*Assignment*. Repeat each line of the material word for word.

-.-.-

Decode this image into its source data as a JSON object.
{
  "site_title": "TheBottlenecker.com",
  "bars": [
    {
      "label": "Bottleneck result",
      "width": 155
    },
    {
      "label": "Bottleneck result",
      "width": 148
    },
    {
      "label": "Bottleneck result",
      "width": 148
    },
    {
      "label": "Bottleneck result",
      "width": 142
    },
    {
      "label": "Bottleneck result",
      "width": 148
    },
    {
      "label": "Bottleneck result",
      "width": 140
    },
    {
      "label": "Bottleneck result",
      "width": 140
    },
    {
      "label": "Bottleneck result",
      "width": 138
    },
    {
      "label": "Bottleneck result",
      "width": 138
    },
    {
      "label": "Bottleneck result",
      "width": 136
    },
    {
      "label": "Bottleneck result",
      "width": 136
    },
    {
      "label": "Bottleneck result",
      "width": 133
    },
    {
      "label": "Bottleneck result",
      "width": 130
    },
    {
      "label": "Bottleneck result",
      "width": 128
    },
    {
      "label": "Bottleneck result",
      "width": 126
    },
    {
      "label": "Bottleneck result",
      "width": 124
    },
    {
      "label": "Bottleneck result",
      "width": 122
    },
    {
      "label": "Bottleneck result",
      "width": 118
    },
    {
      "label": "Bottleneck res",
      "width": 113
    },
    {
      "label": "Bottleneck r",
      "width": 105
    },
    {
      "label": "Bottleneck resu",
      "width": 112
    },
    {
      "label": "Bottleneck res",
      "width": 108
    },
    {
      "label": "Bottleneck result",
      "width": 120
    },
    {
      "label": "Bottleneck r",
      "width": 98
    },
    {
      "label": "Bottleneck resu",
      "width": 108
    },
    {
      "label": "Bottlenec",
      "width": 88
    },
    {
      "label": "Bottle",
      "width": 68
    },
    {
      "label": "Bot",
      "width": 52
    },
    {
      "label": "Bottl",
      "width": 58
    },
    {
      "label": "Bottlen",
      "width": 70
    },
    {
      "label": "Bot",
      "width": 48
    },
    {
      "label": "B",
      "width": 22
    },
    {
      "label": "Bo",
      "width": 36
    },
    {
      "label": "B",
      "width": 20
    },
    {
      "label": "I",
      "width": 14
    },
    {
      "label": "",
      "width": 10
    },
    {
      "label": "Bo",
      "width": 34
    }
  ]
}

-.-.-

*Reply*.
Decode this image into its source data as a JSON object.
{
  "site_title": "TheBottlenecker.com",
  "bars": [
    {
      "label": "Bottleneck result",
      "width": 155
    },
    {
      "label": "Bottleneck result",
      "width": 148
    },
    {
      "label": "Bottleneck result",
      "width": 148
    },
    {
      "label": "Bottleneck result",
      "width": 142
    },
    {
      "label": "Bottleneck result",
      "width": 148
    },
    {
      "label": "Bottleneck result",
      "width": 140
    },
    {
      "label": "Bottleneck result",
      "width": 140
    },
    {
      "label": "Bottleneck result",
      "width": 138
    },
    {
      "label": "Bottleneck result",
      "width": 138
    },
    {
      "label": "Bottleneck result",
      "width": 136
    },
    {
      "label": "Bottleneck result",
      "width": 136
    },
    {
      "label": "Bottleneck result",
      "width": 133
    },
    {
      "label": "Bottleneck result",
      "width": 130
    },
    {
      "label": "Bottleneck result",
      "width": 128
    },
    {
      "label": "Bottleneck result",
      "width": 126
    },
    {
      "label": "Bottleneck result",
      "width": 124
    },
    {
      "label": "Bottleneck result",
      "width": 122
    },
    {
      "label": "Bottleneck result",
      "width": 118
    },
    {
      "label": "Bottleneck res",
      "width": 113
    },
    {
      "label": "Bottleneck r",
      "width": 105
    },
    {
      "label": "Bottleneck resu",
      "width": 112
    },
    {
      "label": "Bottleneck res",
      "width": 108
    },
    {
      "label": "Bottleneck result",
      "width": 120
    },
    {
      "label": "Bottleneck r",
      "width": 98
    },
    {
      "label": "Bottleneck resu",
      "width": 108
    },
    {
      "label": "Bottlenec",
      "width": 88
    },
    {
      "label": "Bottle",
      "width": 68
    },
    {
      "label": "Bot",
      "width": 52
    },
    {
      "label": "Bottl",
      "width": 58
    },
    {
      "label": "Bottlen",
      "width": 70
    },
    {
      "label": "Bot",
      "width": 48
    },
    {
      "label": "B",
      "width": 22
    },
    {
      "label": "Bo",
      "width": 36
    },
    {
      "label": "B",
      "width": 20
    },
    {
      "label": "I",
      "width": 14
    },
    {
      "label": "",
      "width": 10
    },
    {
      "label": "Bo",
      "width": 34
    }
  ]
}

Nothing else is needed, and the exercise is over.